**Net worth is flat from the "401k loan" payment alone!**Of course, there are usually fees associated with taking out the loan, and also the case of whether or not you want to accelerate payment on a 4.24375% mortgage debt (4.625% nominal rate). That's a different story entirely.

In my view, the only reason to take out a "401k loan", is if you are short on cash and want to aggressively pay something off. A 4.625% mortgage is likely not a huge benefit. If you had credit card balances at 15%, then maybe you should consider it. Again, you're not "paying" anything to yourself. That rate of the 401k loan is just a transfer from checking to the 401k. The savings is by accelerating payoff of the debt itself. In the above example, the payer will save 10k @ 4.24375% (net of income tax mortgage rate) so ~$424.38 in the first year.

To clarify, that is the explicit savings. Other alternatives will make the decision very different, as it is based on many different assumptions:

- expected return in 401k investments
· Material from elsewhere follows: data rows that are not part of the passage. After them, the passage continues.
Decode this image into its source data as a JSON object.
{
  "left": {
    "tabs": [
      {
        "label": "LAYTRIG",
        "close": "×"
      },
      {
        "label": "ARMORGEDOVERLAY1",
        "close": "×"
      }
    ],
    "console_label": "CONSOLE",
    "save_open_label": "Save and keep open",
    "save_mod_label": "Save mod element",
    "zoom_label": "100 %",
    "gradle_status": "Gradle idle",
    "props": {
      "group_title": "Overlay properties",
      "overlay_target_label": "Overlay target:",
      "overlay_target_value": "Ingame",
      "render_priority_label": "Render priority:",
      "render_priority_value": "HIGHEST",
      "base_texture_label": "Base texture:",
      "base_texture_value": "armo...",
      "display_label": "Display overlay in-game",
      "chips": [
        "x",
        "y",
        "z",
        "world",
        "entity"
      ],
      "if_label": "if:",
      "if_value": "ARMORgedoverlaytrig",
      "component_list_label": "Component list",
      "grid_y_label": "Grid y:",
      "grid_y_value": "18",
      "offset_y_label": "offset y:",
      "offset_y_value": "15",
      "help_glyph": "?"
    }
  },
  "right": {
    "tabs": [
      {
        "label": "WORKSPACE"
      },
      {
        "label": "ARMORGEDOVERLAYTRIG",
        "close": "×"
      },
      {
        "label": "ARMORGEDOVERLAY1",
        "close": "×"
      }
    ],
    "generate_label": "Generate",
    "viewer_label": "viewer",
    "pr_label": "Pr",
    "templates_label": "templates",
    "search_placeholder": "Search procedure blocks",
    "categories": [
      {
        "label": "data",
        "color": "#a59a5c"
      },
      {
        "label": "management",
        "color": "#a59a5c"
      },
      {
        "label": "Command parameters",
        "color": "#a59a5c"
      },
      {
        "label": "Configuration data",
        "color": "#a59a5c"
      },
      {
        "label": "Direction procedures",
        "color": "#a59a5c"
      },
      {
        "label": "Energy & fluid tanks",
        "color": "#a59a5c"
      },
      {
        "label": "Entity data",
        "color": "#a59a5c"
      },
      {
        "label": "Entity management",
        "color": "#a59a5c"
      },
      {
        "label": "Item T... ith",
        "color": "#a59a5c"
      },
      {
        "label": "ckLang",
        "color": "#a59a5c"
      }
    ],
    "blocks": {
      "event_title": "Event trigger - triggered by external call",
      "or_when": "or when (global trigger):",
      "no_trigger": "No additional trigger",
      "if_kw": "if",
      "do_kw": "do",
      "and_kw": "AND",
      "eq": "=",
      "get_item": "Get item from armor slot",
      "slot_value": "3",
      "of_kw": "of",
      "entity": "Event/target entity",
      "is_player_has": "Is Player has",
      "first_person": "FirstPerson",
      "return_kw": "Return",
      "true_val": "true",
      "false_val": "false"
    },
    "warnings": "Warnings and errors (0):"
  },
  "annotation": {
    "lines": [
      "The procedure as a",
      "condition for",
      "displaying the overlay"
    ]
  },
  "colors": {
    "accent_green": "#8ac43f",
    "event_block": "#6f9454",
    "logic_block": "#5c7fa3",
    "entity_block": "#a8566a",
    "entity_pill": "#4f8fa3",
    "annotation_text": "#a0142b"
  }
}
- expected return on taxable investments

- expected future interest rates

- other outstanding debts and related interest cost

- liquidity available from other sources

... and so on.

From a net perspective, and not including assumed rates of return, the only "savings" is the saving of mortgage interest. The rest is a decision on how aggressively you'd like to become debt free, and the expected return on your various investments and your liquidity costs.

Short answer: You only save the mortgage interest. The rest is paid from yourself... to yourself (from checking account cash to 401k). You'll have to consider the opportunity costs separately... as that is a very different and highly judgmental process.

Hope that helps.